Gold: Gold isn’t used in the game for building…or anything else really except for “trading”. Just like in Catan you can trade…sort of. If you roll 2 Gold on your 3rd roll you can “trade” both Gold for ONE of another resource. Any one you want but only one…for both Gold. Simply turn one of the die to the resource you want and set the other aside as it is now worthless. You can trade multiple times. For example if you are unlucky (or lucky?) enough to roll 6 Gold you could in fact trade all 6 for 3 resources…and build a Knight.
The game ends when all players have had 15 turns. This is when everyone has all of their boxes filling out with points or X’s. Add up all your points, subtract 2 for each X and the one with the Highest score wins! To be honest sometimes that is my son…more than I care to admit…and I don’t’ even help him anymore.
Objective Island Two:
Be the first to reach 10 points.
Same as Island One…pass out score sheets to 1-4 players. Yes you can play all by yourself…I LOVE that you can do that! Make sure everyone has a pen or pencil…crayon, something to write with.
Youngest player goes first! We don’t play this version with the kids just yet although my 6 year old can play it.
Playing is mostly the same as Island One with of course a few exceptions. The first player only gets to roll 3 dice, the 2nd player gets to roll 4 and so on until a player uses all 6 and then everyone can use 6 all the time after that. Weird I know…
Building rules are the same except in this version if you build a bunch of roads you can then build the Cities or Settlements in ANY order. Knights can also be built in ANY order…so cool.
The Knights can be build in any order but in order to use the ANY resource you want ones in the desert you have to build BOTH Knights there. Other than that the game is played the same but VP (Victory Points) are totaled differently.
When you build a settlement you mark it off as usual but then you check off a box in the top right side of your score sheet. You will notice there are 10 of these boxes so first to fill them wins! Settlements = 1 VP, Cities = 2 VP (so 2 checks), Roads and Knights are not worth anything on their own BUT if you have the most of either you get points for that.
Longest Road: The first player to build Roads in a row up to the Gray Road has the Longest Road. You get 2 VP for that! BUT I wouldn’t mark the boxes just yet as someone can steal that title from you. Simply put a check on Longest Road and include the 2 VP when adding your current score. If it adds up to 10 with Longest Road you win!
If another player builds Roads past you in a row, and branches going towards the sea do not count, you lose Longest Road and they gain it. You have to X off your check mark.
Longest Army: This works the same way except for Knights. Again you have to build 3 and can put your check mark on Longest Army and count those 2 VP but again someone can steal it from you!

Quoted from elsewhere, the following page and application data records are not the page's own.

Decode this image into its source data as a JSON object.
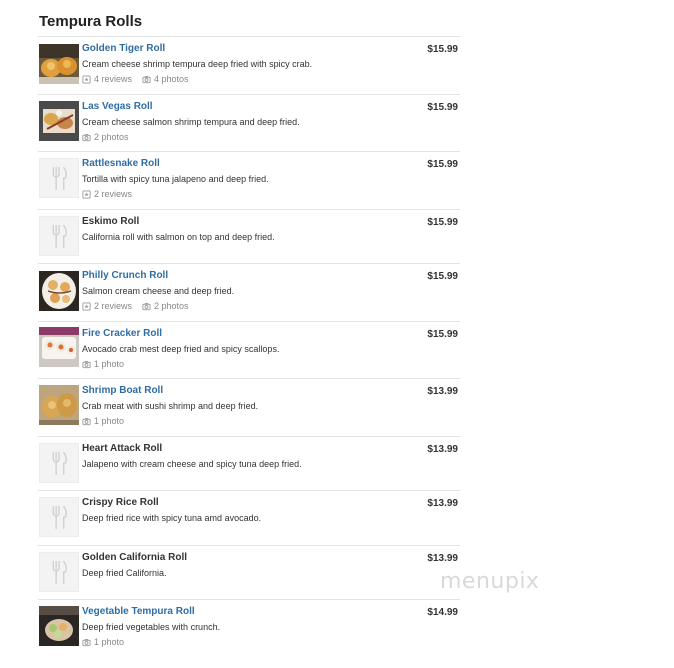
{
  "section": {
    "title": "Tempura Rolls"
  },
  "items": [
    {
      "name": "Golden Tiger Roll",
      "desc": "Cream cheese shrimp tempura deep fried with spicy crab.",
      "price": "$15.99",
      "reviews": "4 reviews",
      "photos": "4 photos",
      "linked": true,
      "thumb": "golden-tiger"
    },
    {
      "name": "Las Vegas Roll",
      "desc": "Cream cheese salmon shrimp tempura and deep fried.",
      "price": "$15.99",
      "reviews": "",
      "photos": "2 photos",
      "linked": true,
      "thumb": "las-vegas"
    },
    {
      "name": "Rattlesnake Roll",
      "desc": "Tortilla with spicy tuna jalapeno and deep fried.",
      "price": "$15.99",
      "reviews": "2 reviews",
      "photos": "",
      "linked": true,
      "thumb": "placeholder"
    },
    {
      "name": "Eskimo Roll",
      "desc": "California roll with salmon on top and deep fried.",
      "price": "$15.99",
      "reviews": "",
      "photos": "",
      "linked": false,
      "thumb": "placeholder"
    },
    {
      "name": "Philly Crunch Roll",
      "desc": "Salmon cream cheese and deep fried.",
      "price": "$15.99",
      "reviews": "2 reviews",
      "photos": "2 photos",
      "linked": true,
      "thumb": "philly"
    },
    {
      "name": "Fire Cracker Roll",
      "desc": "Avocado crab mest deep fried and spicy scallops.",
      "price": "$15.99",
      "reviews": "",
      "photos": "1 photo",
      "linked": true,
      "thumb": "fire-cracker"
    },
    {
      "name": "Shrimp Boat Roll",
      "desc": "Crab meat with sushi shrimp and deep fried.",
      "price": "$13.99",
      "reviews": "",
      "photos": "1 photo",
      "linked": true,
      "thumb": "shrimp-boat"
    },
    {
      "name": "Heart Attack Roll",
      "desc": "Jalapeno with cream cheese and spicy tuna deep fried.",
      "price": "$13.99",
      "reviews": "",
      "photos": "",
      "linked": false,
      "thumb": "placeholder"
    },
    {
      "name": "Crispy Rice Roll",
      "desc": "Deep fried rice with spicy tuna amd avocado.",
      "price": "$13.99",
      "reviews": "",
      "photos": "",
      "linked": false,
      "thumb": "placeholder"
    },
    {
      "name": "Golden California Roll",
      "desc": "Deep fried California.",
      "price": "$13.99",
      "reviews": "",
      "photos": "",
      "linked": false,
      "thumb": "placeholder"
    },
    {
      "name": "Vegetable Tempura Roll",
      "desc": "Deep fried vegetables with crunch.",
      "price": "$14.99",
      "reviews": "",
      "photos": "1 photo",
      "linked": true,
      "thumb": "vegetable"
    }
  ],
  "watermark": "menupix",
  "colors": {
    "link": "#2f6da3",
    "divider": "#e3e3e3",
    "meta": "#888888"
  }
}
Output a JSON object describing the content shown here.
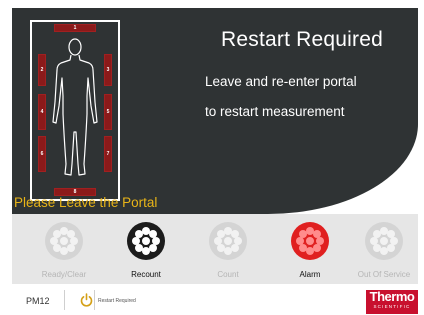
{
  "header": {
    "title": "Restart Required",
    "message_line1": "Leave and re-enter portal",
    "message_line2": "to restart measurement",
    "instruction": "Please Leave the Portal"
  },
  "detectors": [
    "1",
    "2",
    "3",
    "4",
    "5",
    "6",
    "7",
    "8"
  ],
  "status_buttons": [
    {
      "label": "Ready/Clear",
      "state": "inactive"
    },
    {
      "label": "Recount",
      "state": "active"
    },
    {
      "label": "Count",
      "state": "inactive"
    },
    {
      "label": "Alarm",
      "state": "alarm"
    },
    {
      "label": "Out Of Service",
      "state": "inactive"
    }
  ],
  "footer": {
    "portal_id": "PM12",
    "status_text": "Restart Required",
    "brand_name": "Thermo",
    "brand_sub": "SCIENTIFIC"
  },
  "colors": {
    "panel": "#2f3334",
    "detector": "#8b1a1a",
    "instruction": "#e8b418",
    "alarm": "#e02020",
    "brand": "#c8102e"
  },
  "icons": [
    "person-silhouette-icon",
    "power-icon",
    "status-lamp-icon"
  ]
}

These both work like they do in the board game version.
The game is over as soon as one player reaches 10 VP and they are the winner. Again, my daughter doesn’t play but my son has and can…he is still learning a bit of strategy for it so we play the other one as it is more fair…for him. I still lose a lot at it. I really am starting to believe I am only good at games where I can be the evil person against everyone else..I should just embrace that.
Both versions are fun but Island Two is a bit harder. Island One seems like more of a luck of the roll and making good choices on those first two rolls. Island Two is more of a what to build, where to build and how bad you want Longest Road or Largest Army…I love Longest Road.
Catan Dice Game is seriously one of my favorite games now…I know I have a lot. I love it though because everyone can play, it is easy to learn, quick (usually) to play and very very portable. Plus resource management games teach kids how to manage what they have and use it wisely! Also, adding up their score is great for reinforcing math skills…or teaching them.
Show us your resources or your winning score sheets! @MyGeeklings #CatanDiceGame @MayFairGames